The Death Of Portfolio Magazine: Another Print Industry Fatality

Another one bites the dust: Conde Nast is shuttering its Portfolio Magazine, the ambitious, well-funded, business magazine launched in 2007.

Portfolio had a flashy, expensive launch, and the goal of becoming the definitive business publication for the new economy. But in the new economy, advertising is on the decline, print is "over," and independent bloggers can produce a lot faster and more efficiently than the magazine's extensive website. What great irony: thanks to the recession interest in business news is higher than ever, but the fact that business is bad makes the magazine unsustainable.

Portfolio's 85 employees were handed pink slips this morning, just the latest group of well-regarded veteran journalists to get the boot. The advertisers who used to populate Portfolio's sleek pages, luxury cars, banks, and high-end fashion, have dwindled. This isn't a huge surprise: last October Conde Nast cut the magazine from 12 to 10 issues per year, had some layoffs, and slimmed down

Can business magazines, which rely on the sectors that are struggling the most (banks, luxury goods, and autos), survive? What will happen to Time Inc.'s Fortune Magazine (NYSE: twx) (Full disclosure: I was a reporter for Fortune for six years before joining CNBC in 2006). Just today the Fortune 500 issue arrived in the mail, and this annual issue that's usually the size of a phone book has gone on a major diet. The journalism is strong and the information - like the data in the Fortune 500 - is important, and is sure to live on in some format. But is that format all digital? Will the magazine only be published once, rather than twice a month?

The economy will recover eventually, but it's unclear how much advertising will return to print, and what kind of magazine that new slimmer revenue stream will sustain. The metabolism for business news has sped up dramatically. People no longer muse on Business Week (NYSE: mhp) stories over the weekend or look forward to a Fortune popping into their mailboxes every two weeks. One factor working against Portfolio Magazine was its long lag time and spread-out printing schedule. If you can watch business news all day and read instant updates online, business magazines have to provide even more value than ever to get readers and advertisers to pay.

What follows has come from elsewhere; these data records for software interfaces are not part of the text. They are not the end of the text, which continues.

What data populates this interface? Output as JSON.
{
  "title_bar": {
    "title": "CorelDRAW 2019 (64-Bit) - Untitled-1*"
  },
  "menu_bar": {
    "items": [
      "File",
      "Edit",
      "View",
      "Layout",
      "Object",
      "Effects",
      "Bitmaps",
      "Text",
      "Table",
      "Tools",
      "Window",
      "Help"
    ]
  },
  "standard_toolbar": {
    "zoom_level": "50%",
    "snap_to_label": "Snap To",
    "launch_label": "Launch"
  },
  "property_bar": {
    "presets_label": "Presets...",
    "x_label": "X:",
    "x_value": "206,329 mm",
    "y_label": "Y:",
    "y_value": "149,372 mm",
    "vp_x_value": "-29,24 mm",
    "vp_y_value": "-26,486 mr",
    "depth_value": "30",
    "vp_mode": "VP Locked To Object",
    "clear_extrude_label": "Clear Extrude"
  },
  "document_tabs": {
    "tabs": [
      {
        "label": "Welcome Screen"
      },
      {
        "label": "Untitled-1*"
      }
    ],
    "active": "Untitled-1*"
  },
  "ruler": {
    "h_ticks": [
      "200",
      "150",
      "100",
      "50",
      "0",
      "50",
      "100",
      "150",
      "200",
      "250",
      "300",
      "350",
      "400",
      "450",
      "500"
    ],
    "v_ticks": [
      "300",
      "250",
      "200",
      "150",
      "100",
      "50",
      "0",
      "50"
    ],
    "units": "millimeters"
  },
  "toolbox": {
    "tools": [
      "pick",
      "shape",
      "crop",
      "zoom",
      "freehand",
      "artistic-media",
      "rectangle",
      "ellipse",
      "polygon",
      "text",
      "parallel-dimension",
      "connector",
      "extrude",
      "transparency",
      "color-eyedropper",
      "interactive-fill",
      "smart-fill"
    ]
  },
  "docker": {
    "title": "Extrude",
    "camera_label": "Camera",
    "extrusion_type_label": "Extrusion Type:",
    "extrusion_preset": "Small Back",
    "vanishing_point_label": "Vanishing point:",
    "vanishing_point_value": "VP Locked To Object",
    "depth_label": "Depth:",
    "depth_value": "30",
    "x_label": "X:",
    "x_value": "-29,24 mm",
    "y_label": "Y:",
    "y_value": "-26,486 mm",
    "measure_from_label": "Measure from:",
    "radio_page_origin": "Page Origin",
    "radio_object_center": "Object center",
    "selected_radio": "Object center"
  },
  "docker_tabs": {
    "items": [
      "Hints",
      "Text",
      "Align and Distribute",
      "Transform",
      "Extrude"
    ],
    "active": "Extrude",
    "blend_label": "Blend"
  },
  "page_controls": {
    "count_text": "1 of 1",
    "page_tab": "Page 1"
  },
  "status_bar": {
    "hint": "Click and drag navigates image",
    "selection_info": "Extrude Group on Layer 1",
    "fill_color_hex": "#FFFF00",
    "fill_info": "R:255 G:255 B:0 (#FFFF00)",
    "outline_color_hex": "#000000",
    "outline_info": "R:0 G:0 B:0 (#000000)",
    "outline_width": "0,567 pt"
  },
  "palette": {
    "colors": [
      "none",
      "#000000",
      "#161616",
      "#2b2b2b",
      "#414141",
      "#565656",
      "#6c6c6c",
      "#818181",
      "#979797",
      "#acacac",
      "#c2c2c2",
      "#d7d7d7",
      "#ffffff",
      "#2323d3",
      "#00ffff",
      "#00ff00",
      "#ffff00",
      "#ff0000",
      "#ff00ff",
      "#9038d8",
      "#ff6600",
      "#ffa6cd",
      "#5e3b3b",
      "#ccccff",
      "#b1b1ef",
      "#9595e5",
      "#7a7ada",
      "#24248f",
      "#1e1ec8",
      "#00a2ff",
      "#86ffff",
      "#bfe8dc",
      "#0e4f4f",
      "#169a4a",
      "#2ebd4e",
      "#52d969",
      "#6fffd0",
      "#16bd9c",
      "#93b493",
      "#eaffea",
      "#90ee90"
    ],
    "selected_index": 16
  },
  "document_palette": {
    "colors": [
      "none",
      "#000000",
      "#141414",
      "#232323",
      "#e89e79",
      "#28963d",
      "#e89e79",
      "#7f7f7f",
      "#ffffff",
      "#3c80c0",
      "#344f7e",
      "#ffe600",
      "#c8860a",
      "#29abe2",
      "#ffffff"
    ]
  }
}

Questions? Comments? MediaMoney@cnbc.comFor more stories from CNBC, go to

Copyright CNBC
Contact Us